Over the past 12 months our freedom has been restricted and as a nation we are not used to that; we have enjoyed a lifetime of going where we want when we want and now retrospectively, it is clear that we took this for granted.  As we dream of reconnecting with  friends, family, and the world at large, I think the past year has given us the chance to reflect on what really matters to us and to view things like the outdoors, community, restaurants, the arts and travel in a different way.  

Once we edge back to normality travel is unlikely to be as it was for some time – which is both a good and bad thing.  The world has a long recovery process to go through and people’s views of travel and possible fears will have an effect on their sense of adventure and willingness to return to normality.  Cities around the world and famous tourist sites will be less crowded, people will think twice about queuing for 4 hours in a busy street to enter a gallery or museum however people are more likely to consider greener holidays and more off the beaten track adventures to avoid crowds.  Across the travel industry there has been a big increase in people researching walking and cycling holidays – obviously investigating options away from the crowds.  A lot of people are also looking at “staycations” and what their own country can offer like never before.  Families who may have spent summer holidays in Portugal are now considering a self-contained cottage in Cornwall or camping in the Peak District – things they may never have considered before when you were able to get cheap flights and an all-inclusive deal at a resort under 4 hours away!

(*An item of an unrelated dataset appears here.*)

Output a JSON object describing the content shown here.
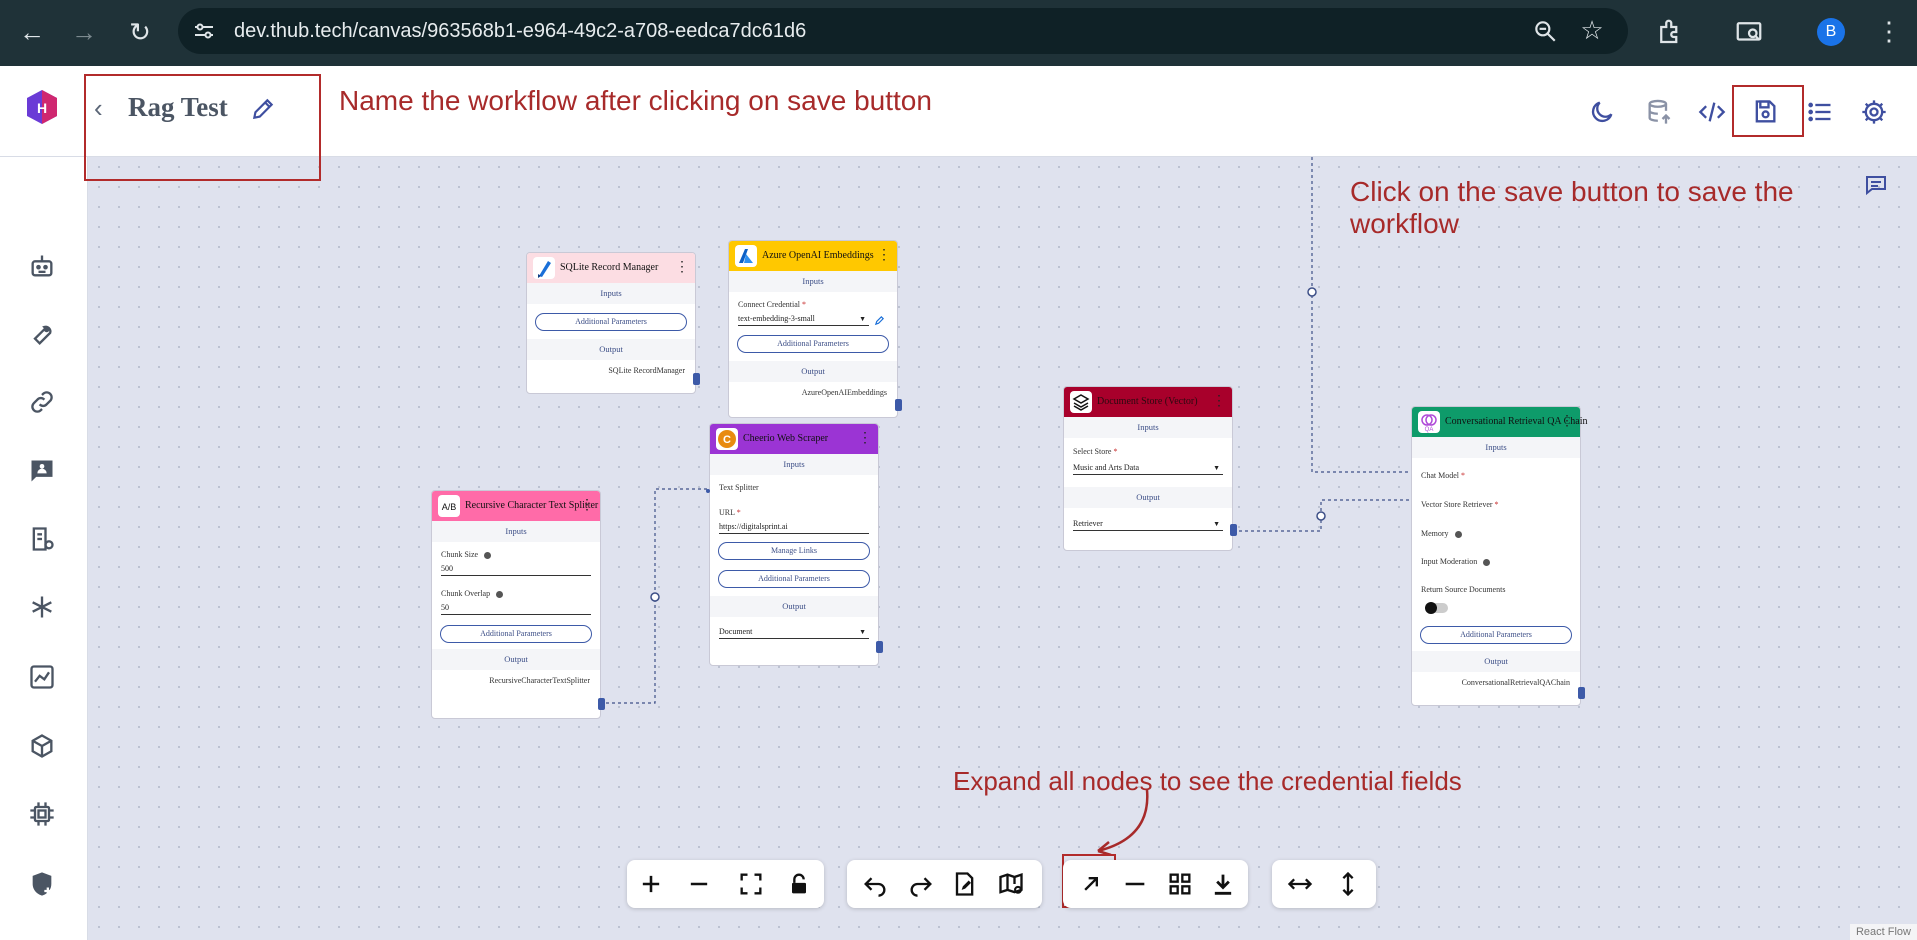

As we emerge out of lockdown and look to take to the skies again there are 3 key themes that we will see throughout the travel industry: 

– Reassurance – Highlighting cleaning protocols, social distancing, and staying up-to-date with entry restrictions border regulations will continue to be necessary. 

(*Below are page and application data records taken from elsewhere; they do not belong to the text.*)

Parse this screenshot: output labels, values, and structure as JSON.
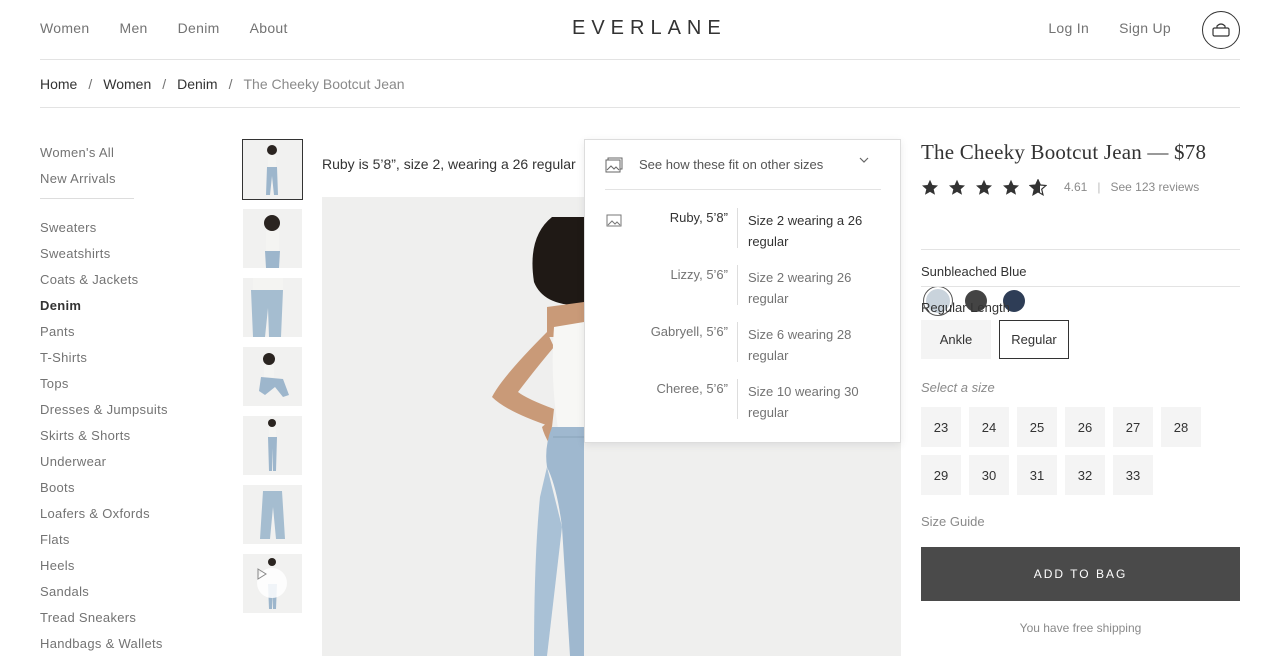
{
  "header": {
    "nav_left": [
      "Women",
      "Men",
      "Denim",
      "About"
    ],
    "logo": "EVERLANE",
    "nav_right": [
      "Log In",
      "Sign Up"
    ],
    "bag_icon": "shopping-bag-icon"
  },
  "breadcrumb": {
    "items": [
      "Home",
      "Women",
      "Denim"
    ],
    "separator": "/",
    "current": "The Cheeky Bootcut Jean"
  },
  "sidebar": {
    "top": [
      "Women's All",
      "New Arrivals"
    ],
    "categories": [
      "Sweaters",
      "Sweatshirts",
      "Coats & Jackets",
      "Denim",
      "Pants",
      "T-Shirts",
      "Tops",
      "Dresses & Jumpsuits",
      "Skirts & Shorts",
      "Underwear",
      "Boots",
      "Loafers & Oxfords",
      "Flats",
      "Heels",
      "Sandals",
      "Tread Sneakers",
      "Handbags & Wallets"
    ],
    "active": "Denim"
  },
  "gallery": {
    "model_note": "Ruby is 5’8”, size 2, wearing a 26 regular",
    "thumb_count": 7
  },
  "fit_popover": {
    "title": "See how these fit on other sizes",
    "rows": [
      {
        "name": "Ruby, 5’8”",
        "fit": "Size 2 wearing a 26 regular",
        "highlight": true
      },
      {
        "name": "Lizzy, 5’6”",
        "fit": "Size 2 wearing 26 regular",
        "highlight": false
      },
      {
        "name": "Gabryell, 5’6”",
        "fit": "Size 6 wearing 28 regular",
        "highlight": false
      },
      {
        "name": "Cheree, 5’6”",
        "fit": "Size 10 wearing 30 regular",
        "highlight": false
      }
    ]
  },
  "product": {
    "title": "The Cheeky Bootcut Jean — $78",
    "rating": "4.61",
    "reviews": "See 123 reviews",
    "stars_value": 4.61,
    "color_name": "Sunbleached Blue",
    "swatches": [
      "#c9d3dc",
      "#444444",
      "#2e3d56"
    ],
    "length_label": "Regular Length",
    "lengths": [
      "Ankle",
      "Regular"
    ],
    "selected_length": "Regular",
    "size_label": "Select a size",
    "sizes": [
      "23",
      "24",
      "25",
      "26",
      "27",
      "28",
      "29",
      "30",
      "31",
      "32",
      "33"
    ],
    "size_guide": "Size Guide",
    "add_to_bag": "ADD TO BAG",
    "shipping": "You have free shipping"
  },
  "colors": {
    "text": "#333333",
    "muted": "#737373",
    "button": "#4a4a4a"
  }
}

– Flexibility – Many airlines have said that they will eliminate change fees to help travellers feel more comfortable booking tickets.

– Sustainability – The skies and oceans are cleaner, and wildlife has returned to areas where it’d dwindled. There’s no doubt that the lockdown has benefited the environment. Research shows that “the pandemic has effectively hit the pause button on emissions, which are projected to be 8% less in 2020 than they were in 2019” and so travel companies will be highlighting their sustainable approach to returning to tourism and how you can see the world whilst leaving less of a footprint.  

While the tourism industry has suffered greatly, it has forced us all to slow down and appreciate the huge privilege that travel is.  As we said travel is likely to become more conscious – people taking fewer, longer trips rather than lots of short breaks. They’ll be more appreciative of the places and the people they meet and less impulsive with last-minute trips and spending.  Travellers who can afford to will be plotting epic, once-in-a-lifetime trips over the next few years.  Living through a pandemic has sparked a re-evaluation of people’s priorities and attitudes, for many of those confined to their homes during lockdown, it has been a time to make plans and dream of the future.